Aim of the task:
Every entry below should be repeated exactly; the pictures should not.
== == ==
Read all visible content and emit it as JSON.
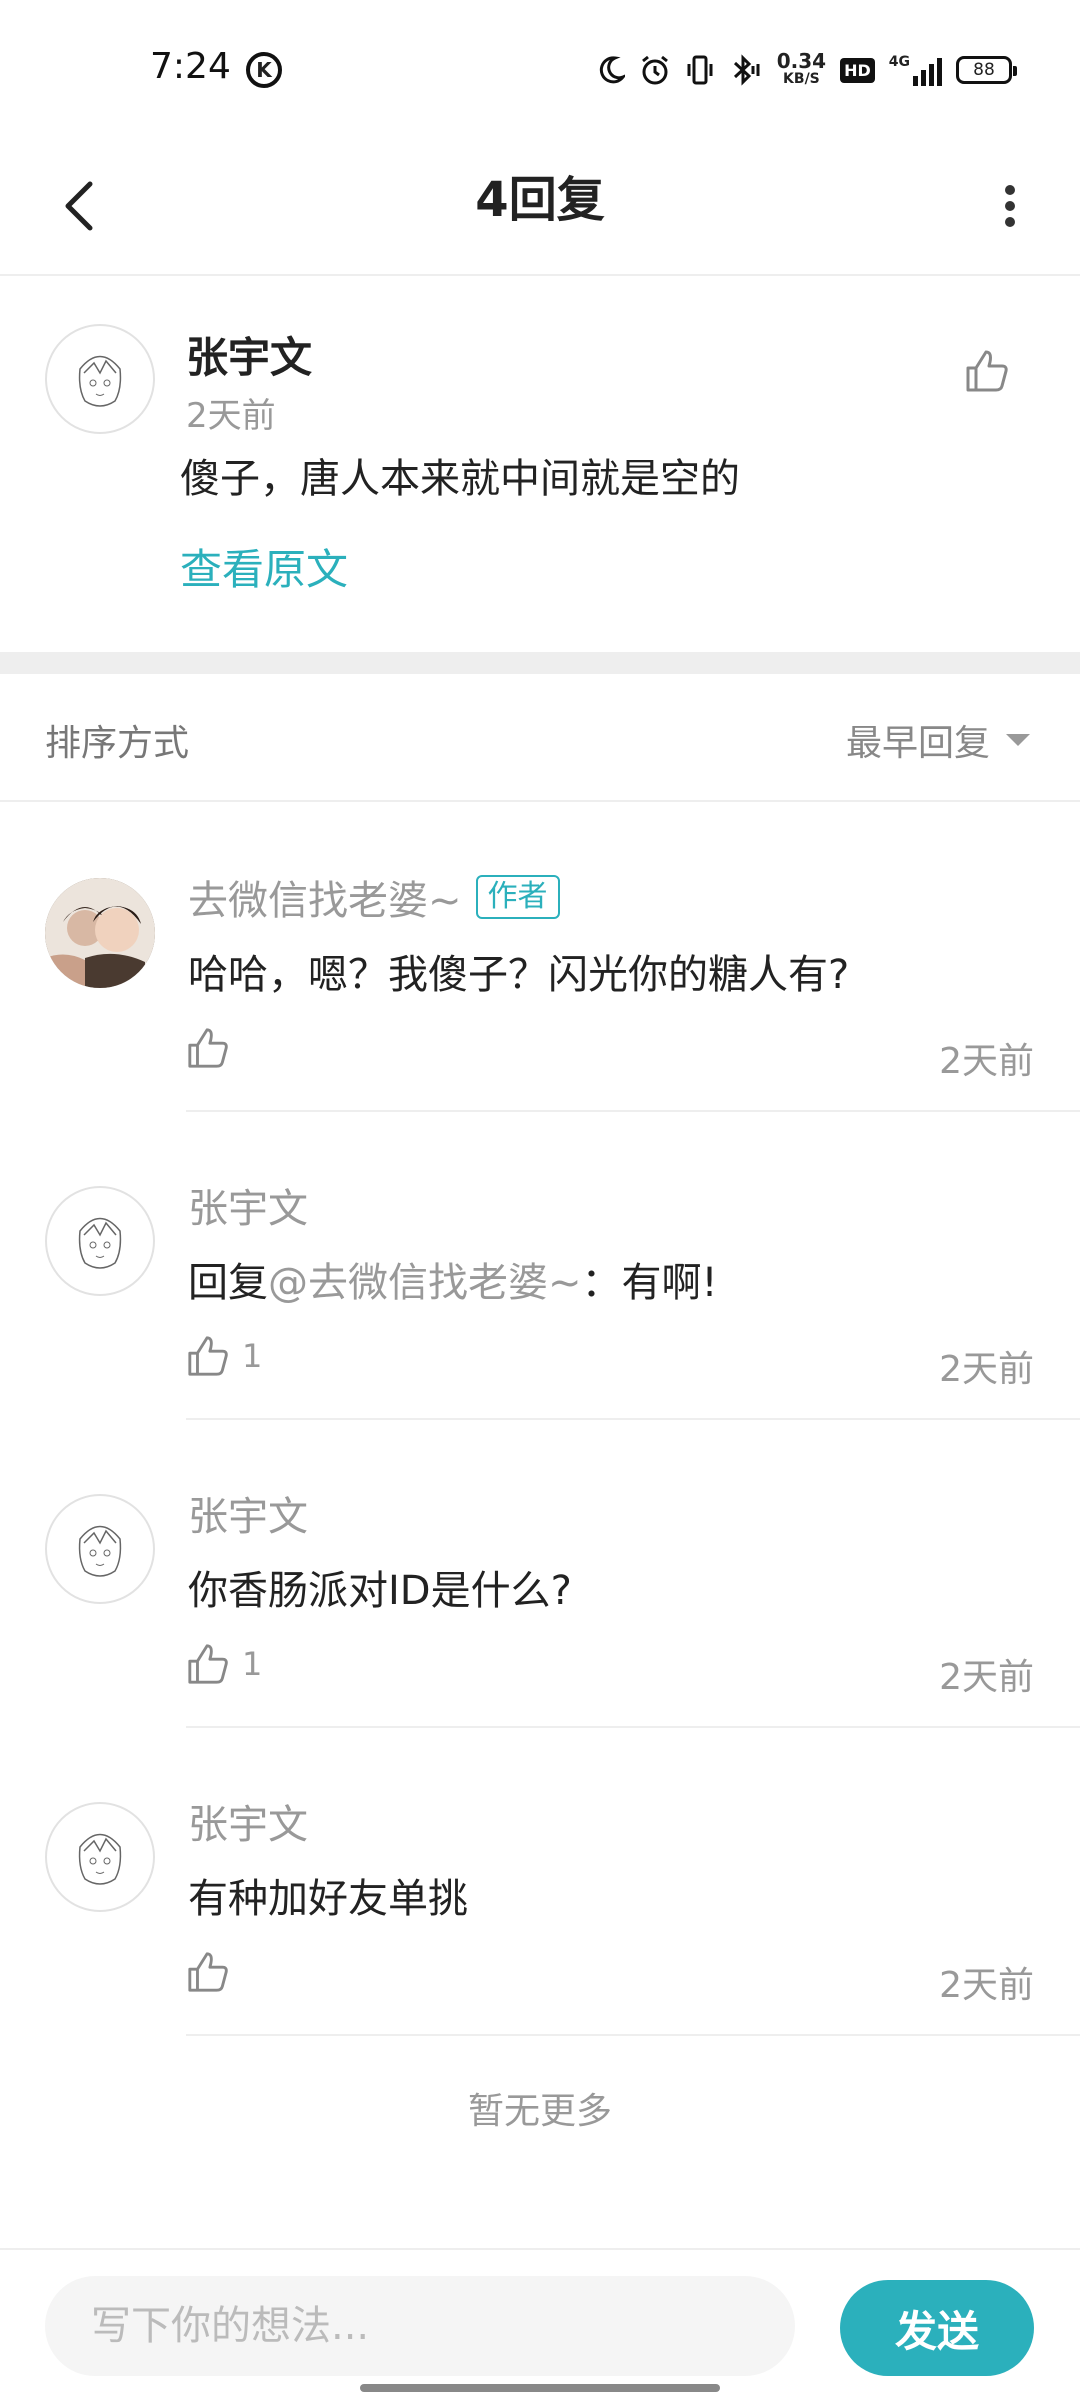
{
  "status_bar": {
    "time": "7:24",
    "k_badge": "K",
    "speed_value": "0.34",
    "speed_unit": "KB/S",
    "hd": "HD",
    "network": "4G",
    "battery": "88"
  },
  "header": {
    "title": "4回复"
  },
  "original_comment": {
    "author": "张宇文",
    "time": "2天前",
    "text": "傻子，唐人本来就中间就是空的",
    "view_original_label": "查看原文"
  },
  "sort": {
    "label": "排序方式",
    "value": "最早回复"
  },
  "replies": [
    {
      "author": "去微信找老婆~",
      "badge": "作者",
      "text": "哈哈，嗯？我傻子？闪光你的糖人有?",
      "likes": "",
      "time": "2天前"
    },
    {
      "author": "张宇文",
      "reply_prefix": "回复",
      "mention": "@去微信找老婆~",
      "text": "：有啊!",
      "likes": "1",
      "time": "2天前"
    },
    {
      "author": "张宇文",
      "text": "你香肠派对ID是什么?",
      "likes": "1",
      "time": "2天前"
    },
    {
      "author": "张宇文",
      "text": "有种加好友单挑",
      "likes": "",
      "time": "2天前"
    }
  ],
  "footer": {
    "no_more": "暂无更多"
  },
  "input": {
    "placeholder": "写下你的想法...",
    "send_label": "发送"
  },
  "colors": {
    "accent": "#2bb0bc",
    "muted": "#999999"
  }
}
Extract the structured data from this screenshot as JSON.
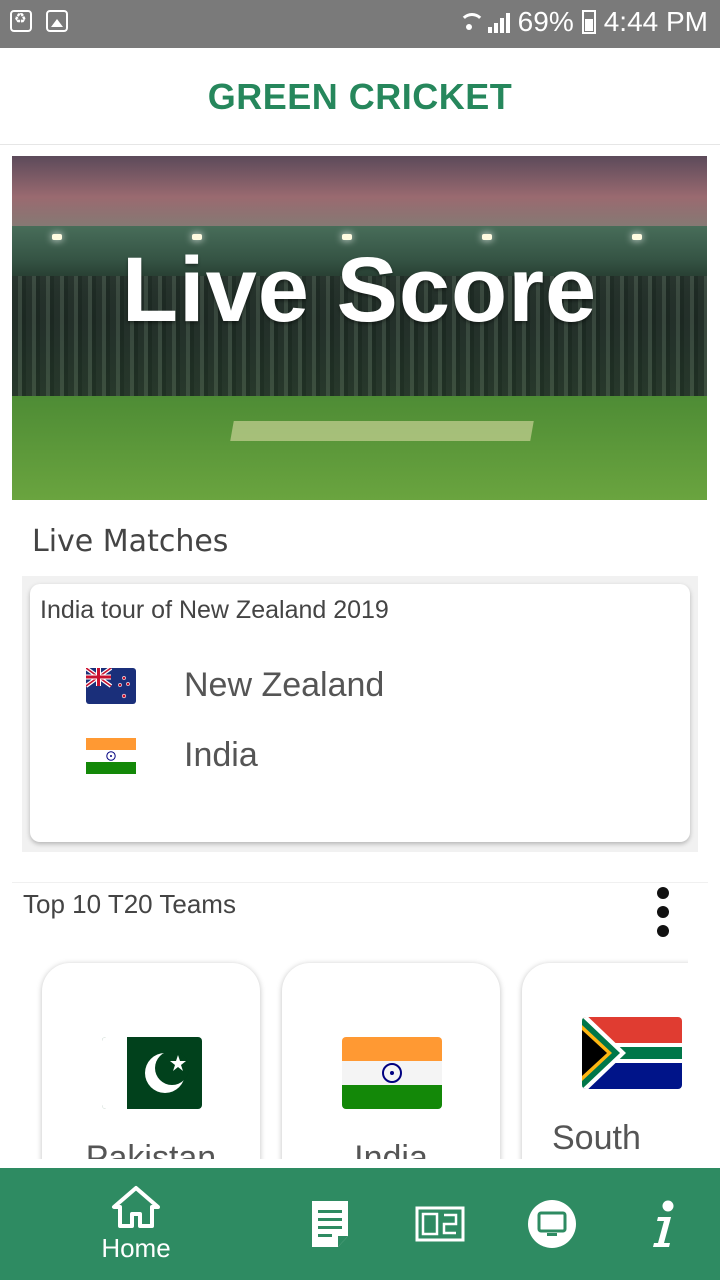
{
  "status_bar": {
    "battery_percent": "69%",
    "time": "4:44 PM"
  },
  "app": {
    "title": "GREEN CRICKET"
  },
  "hero": {
    "title": "Live Score"
  },
  "live_matches": {
    "heading": "Live Matches",
    "matches": [
      {
        "series": "India tour of New Zealand 2019",
        "teams": [
          {
            "name": "New Zealand",
            "flag_icon": "new-zealand-flag-icon"
          },
          {
            "name": "India",
            "flag_icon": "india-flag-icon"
          }
        ]
      }
    ]
  },
  "top_teams": {
    "heading": "Top 10 T20 Teams",
    "teams": [
      {
        "name": "Pakistan",
        "flag_icon": "pakistan-flag-icon"
      },
      {
        "name": "India",
        "flag_icon": "india-flag-icon"
      },
      {
        "name": "South",
        "flag_icon": "south-africa-flag-icon"
      }
    ]
  },
  "bottom_nav": {
    "items": [
      {
        "label": "Home",
        "icon": "home-icon",
        "active": true
      },
      {
        "label": "",
        "icon": "news-icon"
      },
      {
        "label": "",
        "icon": "scoreboard-icon"
      },
      {
        "label": "",
        "icon": "tv-icon"
      },
      {
        "label": "",
        "icon": "info-icon"
      }
    ]
  },
  "colors": {
    "brand_green": "#26875c",
    "nav_green": "#2e8b62",
    "status_bar": "#7a7a7a"
  }
}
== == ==
Completed exercise:
Read all visible content and emit it as JSON.
{
  "status_bar": {
    "time": "7:24",
    "k_badge": "K",
    "speed_value": "0.34",
    "speed_unit": "KB/S",
    "hd": "HD",
    "network": "4G",
    "battery": "88"
  },
  "header": {
    "title": "4回复"
  },
  "original_comment": {
    "author": "张宇文",
    "time": "2天前",
    "text": "傻子，唐人本来就中间就是空的",
    "view_original_label": "查看原文"
  },
  "sort": {
    "label": "排序方式",
    "value": "最早回复"
  },
  "replies": [
    {
      "author": "去微信找老婆~",
      "badge": "作者",
      "text": "哈哈，嗯？我傻子？闪光你的糖人有?",
      "likes": "",
      "time": "2天前"
    },
    {
      "author": "张宇文",
      "reply_prefix": "回复",
      "mention": "@去微信找老婆~",
      "text": "：有啊!",
      "likes": "1",
      "time": "2天前"
    },
    {
      "author": "张宇文",
      "text": "你香肠派对ID是什么?",
      "likes": "1",
      "time": "2天前"
    },
    {
      "author": "张宇文",
      "text": "有种加好友单挑",
      "likes": "",
      "time": "2天前"
    }
  ],
  "footer": {
    "no_more": "暂无更多"
  },
  "input": {
    "placeholder": "写下你的想法...",
    "send_label": "发送"
  },
  "colors": {
    "accent": "#2bb0bc",
    "muted": "#999999"
  }
}
Extract the structured data from this screenshot as JSON.
{
  "status_bar": {
    "battery_percent": "69%",
    "time": "4:44 PM"
  },
  "app": {
    "title": "GREEN CRICKET"
  },
  "hero": {
    "title": "Live Score"
  },
  "live_matches": {
    "heading": "Live Matches",
    "matches": [
      {
        "series": "India tour of New Zealand 2019",
        "teams": [
          {
            "name": "New Zealand",
            "flag_icon": "new-zealand-flag-icon"
          },
          {
            "name": "India",
            "flag_icon": "india-flag-icon"
          }
        ]
      }
    ]
  },
  "top_teams": {
    "heading": "Top 10 T20 Teams",
    "teams": [
      {
        "name": "Pakistan",
        "flag_icon": "pakistan-flag-icon"
      },
      {
        "name": "India",
        "flag_icon": "india-flag-icon"
      },
      {
        "name": "South",
        "flag_icon": "south-africa-flag-icon"
      }
    ]
  },
  "bottom_nav": {
    "items": [
      {
        "label": "Home",
        "icon": "home-icon",
        "active": true
      },
      {
        "label": "",
        "icon": "news-icon"
      },
      {
        "label": "",
        "icon": "scoreboard-icon"
      },
      {
        "label": "",
        "icon": "tv-icon"
      },
      {
        "label": "",
        "icon": "info-icon"
      }
    ]
  },
  "colors": {
    "brand_green": "#26875c",
    "nav_green": "#2e8b62",
    "status_bar": "#7a7a7a"
  }
}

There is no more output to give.